++++ Material for this exercise
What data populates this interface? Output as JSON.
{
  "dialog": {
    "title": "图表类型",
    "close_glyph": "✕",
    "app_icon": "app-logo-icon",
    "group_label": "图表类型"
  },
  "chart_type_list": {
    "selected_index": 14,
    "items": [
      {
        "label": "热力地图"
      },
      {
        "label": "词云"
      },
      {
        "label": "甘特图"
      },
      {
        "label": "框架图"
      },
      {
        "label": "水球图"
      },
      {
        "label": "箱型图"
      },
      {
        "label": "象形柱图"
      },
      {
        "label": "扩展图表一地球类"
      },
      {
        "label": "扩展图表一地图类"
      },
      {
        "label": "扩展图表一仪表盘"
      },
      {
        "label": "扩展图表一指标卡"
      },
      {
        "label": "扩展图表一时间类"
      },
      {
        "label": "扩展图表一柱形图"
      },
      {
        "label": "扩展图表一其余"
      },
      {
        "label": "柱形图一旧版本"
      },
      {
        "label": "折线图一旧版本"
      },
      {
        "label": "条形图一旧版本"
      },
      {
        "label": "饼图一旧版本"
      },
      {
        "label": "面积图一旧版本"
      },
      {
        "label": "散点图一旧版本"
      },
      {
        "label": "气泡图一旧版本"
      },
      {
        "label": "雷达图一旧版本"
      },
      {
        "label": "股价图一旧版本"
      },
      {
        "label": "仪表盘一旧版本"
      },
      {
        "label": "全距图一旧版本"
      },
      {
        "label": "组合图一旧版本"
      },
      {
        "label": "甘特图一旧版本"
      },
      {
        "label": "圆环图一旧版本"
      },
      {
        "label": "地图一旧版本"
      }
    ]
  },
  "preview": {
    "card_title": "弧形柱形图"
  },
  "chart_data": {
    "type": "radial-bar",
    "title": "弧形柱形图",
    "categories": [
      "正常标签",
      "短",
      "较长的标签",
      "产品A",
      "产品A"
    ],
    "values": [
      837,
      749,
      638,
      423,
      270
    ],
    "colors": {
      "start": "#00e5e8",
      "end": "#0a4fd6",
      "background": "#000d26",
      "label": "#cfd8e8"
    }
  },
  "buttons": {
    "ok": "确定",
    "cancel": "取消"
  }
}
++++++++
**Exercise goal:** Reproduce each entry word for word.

**Your solution:**
What data populates this interface? Output as JSON.
{
  "dialog": {
    "title": "图表类型",
    "close_glyph": "✕",
    "app_icon": "app-logo-icon",
    "group_label": "图表类型"
  },
  "chart_type_list": {
    "selected_index": 14,
    "items": [
      {
        "label": "热力地图"
      },
      {
        "label": "词云"
      },
      {
        "label": "甘特图"
      },
      {
        "label": "框架图"
      },
      {
        "label": "水球图"
      },
      {
        "label": "箱型图"
      },
      {
        "label": "象形柱图"
      },
      {
        "label": "扩展图表一地球类"
      },
      {
        "label": "扩展图表一地图类"
      },
      {
        "label": "扩展图表一仪表盘"
      },
      {
        "label": "扩展图表一指标卡"
      },
      {
        "label": "扩展图表一时间类"
      },
      {
        "label": "扩展图表一柱形图"
      },
      {
        "label": "扩展图表一其余"
      },
      {
        "label": "柱形图一旧版本"
      },
      {
        "label": "折线图一旧版本"
      },
      {
        "label": "条形图一旧版本"
      },
      {
        "label": "饼图一旧版本"
      },
      {
        "label": "面积图一旧版本"
      },
      {
        "label": "散点图一旧版本"
      },
      {
        "label": "气泡图一旧版本"
      },
      {
        "label": "雷达图一旧版本"
      },
      {
        "label": "股价图一旧版本"
      },
      {
        "label": "仪表盘一旧版本"
      },
      {
        "label": "全距图一旧版本"
      },
      {
        "label": "组合图一旧版本"
      },
      {
        "label": "甘特图一旧版本"
      },
      {
        "label": "圆环图一旧版本"
      },
      {
        "label": "地图一旧版本"
      }
    ]
  },
  "preview": {
    "card_title": "弧形柱形图"
  },
  "chart_data": {
    "type": "radial-bar",
    "title": "弧形柱形图",
    "categories": [
      "正常标签",
      "短",
      "较长的标签",
      "产品A",
      "产品A"
    ],
    "values": [
      837,
      749,
      638,
      423,
      270
    ],
    "colors": {
      "start": "#00e5e8",
      "end": "#0a4fd6",
      "background": "#000d26",
      "label": "#cfd8e8"
    }
  },
  "buttons": {
    "ok": "确定",
    "cancel": "取消"
  }
}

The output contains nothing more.